» WORK REQUEST:
Go through the data and copy each line where the string "JSON" appears.

» DATA SUPPLIED:
↓↓↓

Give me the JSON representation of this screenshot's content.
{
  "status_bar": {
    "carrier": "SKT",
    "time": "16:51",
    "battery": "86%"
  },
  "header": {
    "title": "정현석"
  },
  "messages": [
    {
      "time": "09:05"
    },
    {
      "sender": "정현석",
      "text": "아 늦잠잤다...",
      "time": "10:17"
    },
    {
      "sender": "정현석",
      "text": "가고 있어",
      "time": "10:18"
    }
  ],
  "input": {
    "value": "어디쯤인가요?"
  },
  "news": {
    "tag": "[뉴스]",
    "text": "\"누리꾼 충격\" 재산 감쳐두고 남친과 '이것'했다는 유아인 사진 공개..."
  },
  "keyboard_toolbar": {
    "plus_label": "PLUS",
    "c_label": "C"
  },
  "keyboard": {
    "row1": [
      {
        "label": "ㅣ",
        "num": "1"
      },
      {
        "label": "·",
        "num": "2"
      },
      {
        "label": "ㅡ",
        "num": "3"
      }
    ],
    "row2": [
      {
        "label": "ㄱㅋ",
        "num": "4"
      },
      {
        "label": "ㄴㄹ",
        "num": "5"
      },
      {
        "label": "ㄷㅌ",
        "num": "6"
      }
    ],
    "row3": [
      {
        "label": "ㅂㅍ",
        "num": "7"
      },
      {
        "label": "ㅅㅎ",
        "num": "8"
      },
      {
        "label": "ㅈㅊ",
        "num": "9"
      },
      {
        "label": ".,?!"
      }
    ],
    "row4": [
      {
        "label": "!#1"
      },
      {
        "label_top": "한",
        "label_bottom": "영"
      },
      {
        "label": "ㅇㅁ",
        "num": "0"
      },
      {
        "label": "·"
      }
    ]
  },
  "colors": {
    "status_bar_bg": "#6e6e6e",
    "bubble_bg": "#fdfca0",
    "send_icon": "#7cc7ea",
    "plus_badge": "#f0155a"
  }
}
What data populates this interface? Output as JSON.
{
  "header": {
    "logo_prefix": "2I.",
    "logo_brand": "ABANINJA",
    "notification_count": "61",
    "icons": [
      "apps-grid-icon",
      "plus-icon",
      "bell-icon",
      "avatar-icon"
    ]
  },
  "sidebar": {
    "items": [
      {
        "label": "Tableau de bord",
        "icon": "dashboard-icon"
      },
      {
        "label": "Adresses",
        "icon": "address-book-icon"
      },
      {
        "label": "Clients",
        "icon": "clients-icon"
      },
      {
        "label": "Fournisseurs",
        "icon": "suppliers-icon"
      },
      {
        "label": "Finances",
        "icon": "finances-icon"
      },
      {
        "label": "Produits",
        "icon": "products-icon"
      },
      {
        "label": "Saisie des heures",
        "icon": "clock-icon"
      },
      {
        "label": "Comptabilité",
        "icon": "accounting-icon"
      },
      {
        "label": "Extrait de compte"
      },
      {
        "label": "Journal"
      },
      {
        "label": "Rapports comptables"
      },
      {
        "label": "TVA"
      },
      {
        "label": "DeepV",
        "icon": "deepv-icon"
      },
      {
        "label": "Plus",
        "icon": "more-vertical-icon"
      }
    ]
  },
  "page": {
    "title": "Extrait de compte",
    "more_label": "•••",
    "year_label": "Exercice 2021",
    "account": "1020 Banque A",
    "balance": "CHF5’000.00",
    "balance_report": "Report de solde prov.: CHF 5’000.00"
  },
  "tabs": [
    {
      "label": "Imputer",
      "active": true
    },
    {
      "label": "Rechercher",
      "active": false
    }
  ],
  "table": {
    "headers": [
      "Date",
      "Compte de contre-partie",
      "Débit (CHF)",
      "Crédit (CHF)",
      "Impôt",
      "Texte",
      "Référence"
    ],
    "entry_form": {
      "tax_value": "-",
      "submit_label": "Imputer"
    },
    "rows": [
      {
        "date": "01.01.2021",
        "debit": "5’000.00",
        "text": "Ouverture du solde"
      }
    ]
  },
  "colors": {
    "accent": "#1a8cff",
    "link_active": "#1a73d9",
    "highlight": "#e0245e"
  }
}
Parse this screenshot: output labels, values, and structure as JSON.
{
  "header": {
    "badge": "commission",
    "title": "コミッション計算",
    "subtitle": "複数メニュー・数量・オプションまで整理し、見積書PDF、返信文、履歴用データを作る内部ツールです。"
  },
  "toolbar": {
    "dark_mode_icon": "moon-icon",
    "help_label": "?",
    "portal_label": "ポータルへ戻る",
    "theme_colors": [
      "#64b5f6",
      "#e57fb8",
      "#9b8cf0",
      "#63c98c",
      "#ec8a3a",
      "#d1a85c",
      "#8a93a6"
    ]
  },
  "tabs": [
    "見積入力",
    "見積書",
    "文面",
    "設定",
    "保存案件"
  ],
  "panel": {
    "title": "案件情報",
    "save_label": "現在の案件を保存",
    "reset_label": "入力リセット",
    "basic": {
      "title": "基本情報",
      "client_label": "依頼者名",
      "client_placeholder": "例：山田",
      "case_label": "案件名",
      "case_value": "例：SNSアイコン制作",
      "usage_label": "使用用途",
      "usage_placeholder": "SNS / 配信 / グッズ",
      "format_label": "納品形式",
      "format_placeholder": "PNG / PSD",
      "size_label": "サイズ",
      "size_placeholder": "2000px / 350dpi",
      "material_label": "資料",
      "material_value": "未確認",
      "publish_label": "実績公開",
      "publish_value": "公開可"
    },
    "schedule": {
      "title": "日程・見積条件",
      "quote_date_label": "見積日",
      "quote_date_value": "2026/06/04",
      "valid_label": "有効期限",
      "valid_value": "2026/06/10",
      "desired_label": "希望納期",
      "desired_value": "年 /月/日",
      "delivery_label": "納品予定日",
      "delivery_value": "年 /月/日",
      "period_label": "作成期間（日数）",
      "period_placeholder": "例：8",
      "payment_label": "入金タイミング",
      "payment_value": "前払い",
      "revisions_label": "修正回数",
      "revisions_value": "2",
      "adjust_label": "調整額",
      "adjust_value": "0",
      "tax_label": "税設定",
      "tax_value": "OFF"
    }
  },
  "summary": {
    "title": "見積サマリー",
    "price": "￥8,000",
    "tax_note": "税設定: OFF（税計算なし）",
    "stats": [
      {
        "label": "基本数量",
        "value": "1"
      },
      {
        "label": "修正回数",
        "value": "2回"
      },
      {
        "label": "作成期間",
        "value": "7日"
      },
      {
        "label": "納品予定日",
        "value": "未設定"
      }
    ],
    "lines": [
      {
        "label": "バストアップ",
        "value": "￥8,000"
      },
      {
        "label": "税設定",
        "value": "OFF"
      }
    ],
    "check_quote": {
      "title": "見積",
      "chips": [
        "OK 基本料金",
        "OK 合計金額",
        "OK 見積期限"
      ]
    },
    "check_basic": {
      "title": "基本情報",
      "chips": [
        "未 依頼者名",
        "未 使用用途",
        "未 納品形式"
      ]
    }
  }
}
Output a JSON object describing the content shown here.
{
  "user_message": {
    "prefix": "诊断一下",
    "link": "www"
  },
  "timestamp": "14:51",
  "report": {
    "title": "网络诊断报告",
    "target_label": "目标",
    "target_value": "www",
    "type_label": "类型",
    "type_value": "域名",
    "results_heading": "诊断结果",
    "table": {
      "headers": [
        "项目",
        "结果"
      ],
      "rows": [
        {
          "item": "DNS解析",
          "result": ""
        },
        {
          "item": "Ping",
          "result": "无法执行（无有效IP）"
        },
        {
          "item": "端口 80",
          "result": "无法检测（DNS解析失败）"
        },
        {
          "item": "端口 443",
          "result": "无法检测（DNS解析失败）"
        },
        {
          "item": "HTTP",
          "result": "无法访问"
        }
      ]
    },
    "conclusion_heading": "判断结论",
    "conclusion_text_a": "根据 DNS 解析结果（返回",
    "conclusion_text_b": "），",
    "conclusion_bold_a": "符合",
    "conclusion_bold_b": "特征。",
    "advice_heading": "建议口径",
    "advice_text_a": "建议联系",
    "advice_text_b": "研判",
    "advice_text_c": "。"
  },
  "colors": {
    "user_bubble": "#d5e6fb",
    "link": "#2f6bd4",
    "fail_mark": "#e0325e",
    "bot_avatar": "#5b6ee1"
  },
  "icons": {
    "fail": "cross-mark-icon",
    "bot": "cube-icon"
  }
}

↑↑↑

» YOUR SOLUTION:
Give me the JSON representation of this screenshot's content.
What data populates this interface? Output as JSON.
Parse this screenshot: output labels, values, and structure as JSON.
Output a JSON object describing the content shown here.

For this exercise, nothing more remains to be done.